Unfortunately, some environmentalists, looking for arguments against the pipeline, are deriding construction jobs as temporary and therefore of little benefit to local communities. That’s a mistake.
All construction jobs, by definition, are of limited duration; temporary. That doesn’t make them bad jobs, or jobs communities should discourage. Most construction jobs, especially those with union benefits, pay well and provide a good life for workers and their families.
The Keystone XL will not create many long term jobs along its route, but it will contribute to creating and/or keeping jobs in the gulf coast refineries — jobs just as important to the nation as job building the pipeline through Montana.
If environmentalists continue to rail against construction jobs, they’ll needlessly drive a wedge between themselves and organized labor.
I urge environmentalists to join me in cutting Walsh and Lewis some slack on this. Unless, of course, they like the sound of Sen. Steve Daines.
Wondering why the crack in the Wanapum Dam has officials so concerned? Take a look at the high resolution version of the photograph of the deformation in the dam that the dam’s owner, the Grant County PUD, just published (go the the PUD’s website for the full image). Something moved that shouldn't have moved. If I were living below the dam, I’d be ready to move to higher ground in a heartbeat.
Public confidence in the PUD’s handling of the situation will depend on whether the public believes the PUD is being honest and fully disclosing the facts. So far, the Grant County PUD’s use of its website to report developments on the situation appears to me to be consistent with good crisis management public information practices: just the facts, meaningful context, and no speculation. But if the PUD slips into an evasive, trust us mode that suggests important information is being concealed, confidence in the utility will erode, and erode quickly.
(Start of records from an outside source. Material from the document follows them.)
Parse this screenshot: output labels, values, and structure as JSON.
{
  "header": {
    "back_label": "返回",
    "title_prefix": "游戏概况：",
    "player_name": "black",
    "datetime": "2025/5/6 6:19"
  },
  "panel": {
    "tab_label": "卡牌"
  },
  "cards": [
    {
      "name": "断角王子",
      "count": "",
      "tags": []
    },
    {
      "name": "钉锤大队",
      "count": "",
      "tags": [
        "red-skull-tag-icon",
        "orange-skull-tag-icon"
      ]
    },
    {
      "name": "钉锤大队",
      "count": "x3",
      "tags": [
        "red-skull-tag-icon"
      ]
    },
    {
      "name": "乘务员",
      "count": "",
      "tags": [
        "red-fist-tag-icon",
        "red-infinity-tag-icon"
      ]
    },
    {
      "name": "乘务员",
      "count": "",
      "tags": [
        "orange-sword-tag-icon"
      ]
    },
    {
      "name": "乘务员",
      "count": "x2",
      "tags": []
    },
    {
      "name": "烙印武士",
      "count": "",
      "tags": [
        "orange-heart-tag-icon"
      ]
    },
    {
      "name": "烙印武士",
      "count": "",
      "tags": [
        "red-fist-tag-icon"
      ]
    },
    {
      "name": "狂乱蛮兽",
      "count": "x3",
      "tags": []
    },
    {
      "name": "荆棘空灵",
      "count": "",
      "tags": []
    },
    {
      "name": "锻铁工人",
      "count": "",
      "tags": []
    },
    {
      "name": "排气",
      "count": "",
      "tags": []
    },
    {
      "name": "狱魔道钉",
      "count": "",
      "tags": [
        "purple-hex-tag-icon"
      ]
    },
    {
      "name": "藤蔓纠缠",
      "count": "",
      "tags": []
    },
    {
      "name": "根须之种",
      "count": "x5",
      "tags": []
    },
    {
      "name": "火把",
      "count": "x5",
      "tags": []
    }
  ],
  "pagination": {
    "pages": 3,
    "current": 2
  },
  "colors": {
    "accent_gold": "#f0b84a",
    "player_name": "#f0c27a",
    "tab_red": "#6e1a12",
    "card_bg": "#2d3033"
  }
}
If the PUD’s public relations staff can find the time, it should consider publishing a graph that shows the effect of the lower water level on the dam’s energy output. Reducing the hydraulic head for the turbines from 80 to 60 feet is a 25 percent reduction in head, but because the relationship between the height of the head and turbine power is not linear, the reduction in power, and thus in generating capacity, probably is in the neighborhood of 40–50 percent.
We're not sending an army to expel Russia from the Ukraine's Russian speaking Crimean peninsula, so I wish President Obama would stop predicting there will be adverse consequences for Russia unless it withdraws from the Crimea. He's right to express concern for what Secretary of State John Kerry aptly called Russia's 19th Century behavior, but he should make no threats, direct or implied. This is an European issue with a long history — see the maps at Talking Points Memo — that we should leave to the Europeans. Demanding that Putin withdraw his army from the Crimea, and being rebuffed, only makes us look weak and foolish.
Just two items in today’s roundup, but they’re big ones. In Montana, Rep. Steve Daines is caught red-handed trying to mislead with statistics on the Affordable Care Act. And in the state of Washington, a huge crack in the Wanapum Dam on the Columbia River could have a ripple effect that reaches upstream all the way to the Flathead.